8 Jesus will return from the sky, dressed in white, tattooed “Lord of Lords. King of Kings” and he will simply say, “I am” and it will be finished. The question the story of Daniel in the lion’s den wants us to ask is this: What is our relationship with the Better Daniel, the Truer Daniel? On that day, will our knees bow as loved children or will they bow as fearful enemies? Conclusion: If we follow Jesus, to whom Daniel points, we will become citizens of a new country just like Daniel. Paul calls us citizens of heaven. Do you know, really know, that this not your home? That the longings you have will never be satisfied by things of this world? Money, jobs and degrees are good, but they aren’t ultimately going to satisfy us any more than a sausage McMuﬃn in Florence.
Our church is on average what I would call a younger church. We young and we are growing which is great, but a real challenge for us is that we don’t feel like foreigners. Most of us are young enough, healthy enough and maybe successful enough to feel like Oxford is home. But, I promise you that will change. You can probably ask anyone in this room with gray hair.
Angela and I lost a good friend this week to cancer. She was about our age. But something really eery happened two days later. A good friend of ours and our friend who had just died went and got a new phone. And apparently it’s not uncommon that when you get a new SIM card and download everything from the cloud, old messages can pop up as if they were just sent. So he turns on his new phone and a message pops up from our deceased friend. You know what is said? I’m home.
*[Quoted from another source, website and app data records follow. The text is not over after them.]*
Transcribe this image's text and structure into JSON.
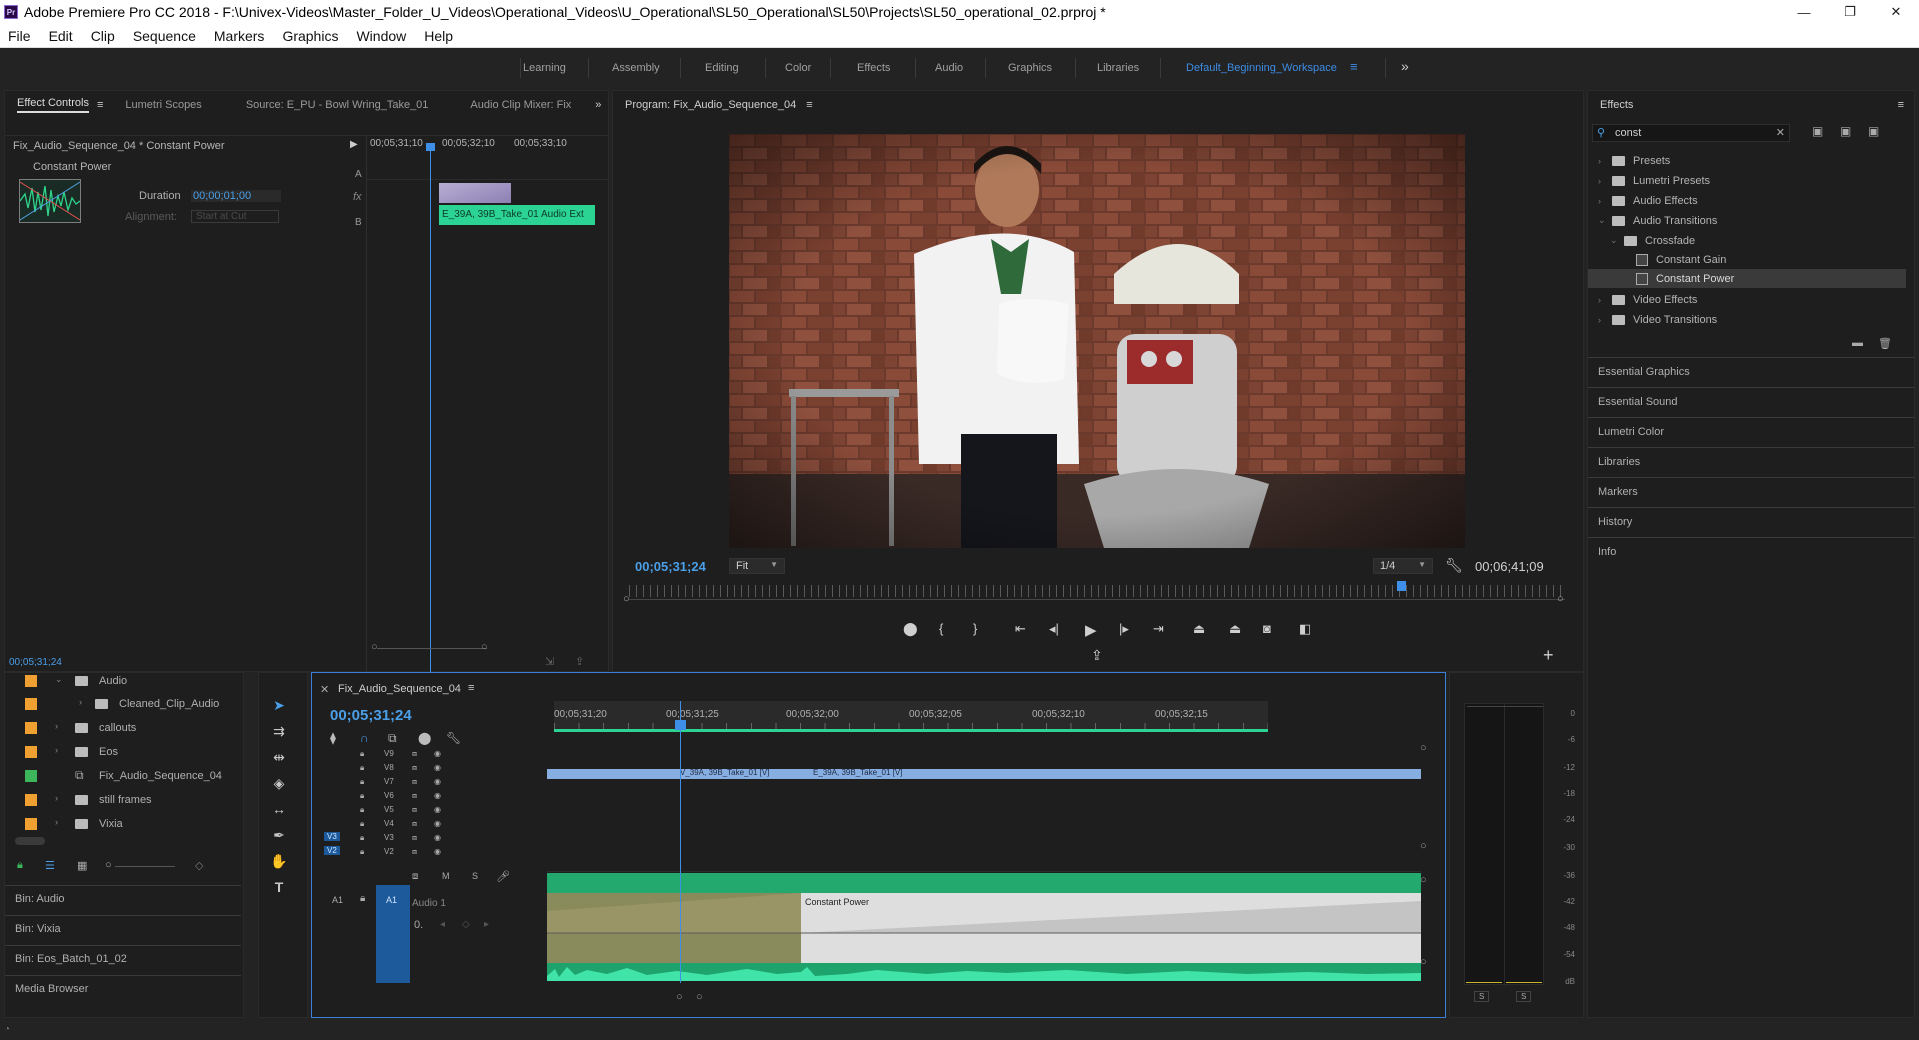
{
  "window": {
    "title": "Adobe Premiere Pro CC 2018 - F:\\Univex-Videos\\Master_Folder_U_Videos\\Operational_Videos\\U_Operational\\SL50_Operational\\SL50\\Projects\\SL50_operational_02.prproj *",
    "logo": "Pr",
    "controls": [
      "—",
      "❐",
      "✕"
    ]
  },
  "menu": [
    "File",
    "Edit",
    "Clip",
    "Sequence",
    "Markers",
    "Graphics",
    "Window",
    "Help"
  ],
  "workspaces": {
    "tabs": [
      "Learning",
      "Assembly",
      "Editing",
      "Color",
      "Effects",
      "Audio",
      "Graphics",
      "Libraries"
    ],
    "active": "Default_Beginning_Workspace"
  },
  "effect_controls": {
    "tabs": [
      "Effect Controls",
      "Lumetri Scopes",
      "Source: E_PU - Bowl Wring_Take_01",
      "Audio Clip Mixer: Fix"
    ],
    "sequence_label": "Fix_Audio_Sequence_04 * Constant Power",
    "effect_name": "Constant Power",
    "duration_label": "Duration",
    "duration_value": "00;00;01;00",
    "alignment_label": "Alignment:",
    "alignment_value": "Start at Cut",
    "timecodes": [
      "00;05;31;10",
      "00;05;32;10",
      "00;05;33;10"
    ],
    "track_a": "A",
    "track_b": "B",
    "clip_label": "E_39A, 39B_Take_01 Audio Ext",
    "current_time": "00;05;31;24"
  },
  "program": {
    "title": "Program: Fix_Audio_Sequence_04",
    "timecode_left": "00;05;31;24",
    "fit": "Fit",
    "resolution": "1/4",
    "timecode_right": "00;06;41;09"
  },
  "effects_panel": {
    "title": "Effects",
    "search_value": "const",
    "items": [
      {
        "label": "Presets",
        "level": 0,
        "type": "folder"
      },
      {
        "label": "Lumetri Presets",
        "level": 0,
        "type": "folder"
      },
      {
        "label": "Audio Effects",
        "level": 0,
        "type": "folder"
      },
      {
        "label": "Audio Transitions",
        "level": 0,
        "type": "folder",
        "open": true
      },
      {
        "label": "Crossfade",
        "level": 1,
        "type": "folder",
        "open": true
      },
      {
        "label": "Constant Gain",
        "level": 2,
        "type": "fx"
      },
      {
        "label": "Constant Power",
        "level": 2,
        "type": "fx",
        "selected": true
      },
      {
        "label": "Video Effects",
        "level": 0,
        "type": "folder"
      },
      {
        "label": "Video Transitions",
        "level": 0,
        "type": "folder"
      }
    ],
    "side_panels": [
      "Essential Graphics",
      "Essential Sound",
      "Lumetri Color",
      "Libraries",
      "Markers",
      "History",
      "Info"
    ]
  },
  "project": {
    "items": [
      {
        "label": "Audio",
        "color": "#f0a030",
        "level": 0
      },
      {
        "label": "Cleaned_Clip_Audio",
        "color": "#f0a030",
        "level": 1
      },
      {
        "label": "callouts",
        "color": "#f0a030",
        "level": 0
      },
      {
        "label": "Eos",
        "color": "#f0a030",
        "level": 0
      },
      {
        "label": "Fix_Audio_Sequence_04",
        "color": "#3db55a",
        "level": 0
      },
      {
        "label": "still frames",
        "color": "#f0a030",
        "level": 0
      },
      {
        "label": "Vixia",
        "color": "#f0a030",
        "level": 0
      }
    ],
    "bins": [
      "Bin: Audio",
      "Bin: Vixia",
      "Bin: Eos_Batch_01_02",
      "Media Browser"
    ]
  },
  "timeline": {
    "title": "Fix_Audio_Sequence_04",
    "timecode": "00;05;31;24",
    "ruler": [
      "00;05;31;20",
      "00;05;31;25",
      "00;05;32;00",
      "00;05;32;05",
      "00;05;32;10",
      "00;05;32;15"
    ],
    "video_tracks": [
      "V9",
      "V8",
      "V7",
      "V6",
      "V5",
      "V4",
      "V3",
      "V2"
    ],
    "src_targets": [
      "V3",
      "V2"
    ],
    "clip_v1": "V_39A, 39B_Take_01 [V]",
    "clip_v2": "E_39A, 39B_Take_01 [V]",
    "audio_track": "A1",
    "audio_src": "A1",
    "audio_name": "Audio 1",
    "audio_m": "M",
    "audio_s": "S",
    "volume": "0.",
    "transition_label": "Constant Power"
  },
  "meter": {
    "labels": [
      "0",
      "-6",
      "-12",
      "-18",
      "-24",
      "-30",
      "-36",
      "-42",
      "-48",
      "-54",
      "dB"
    ],
    "solo": [
      "S",
      "S"
    ]
  }
}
I don’t know how to make you long for your real home in a way that really makes Oxford feel foreign. But I have thought a lot about our friend, Shasta this week and what it must feel like to finally be home. And, at least for me, it has helped prioritize what really matters in this world.
What we long for is not found here. It is only found in the better Daniel, Jesus Christ. And my prayer is that God would work in our hearts and make us faithful servants in a foreign land while we wait for the home we long for.
As we prepare to take the Lord’s supper together, let’s take time to think about that. Think about how Jesus is bringing us to the home we long for because he went to a place much worse than a lion’s den in our place. Let’s pray.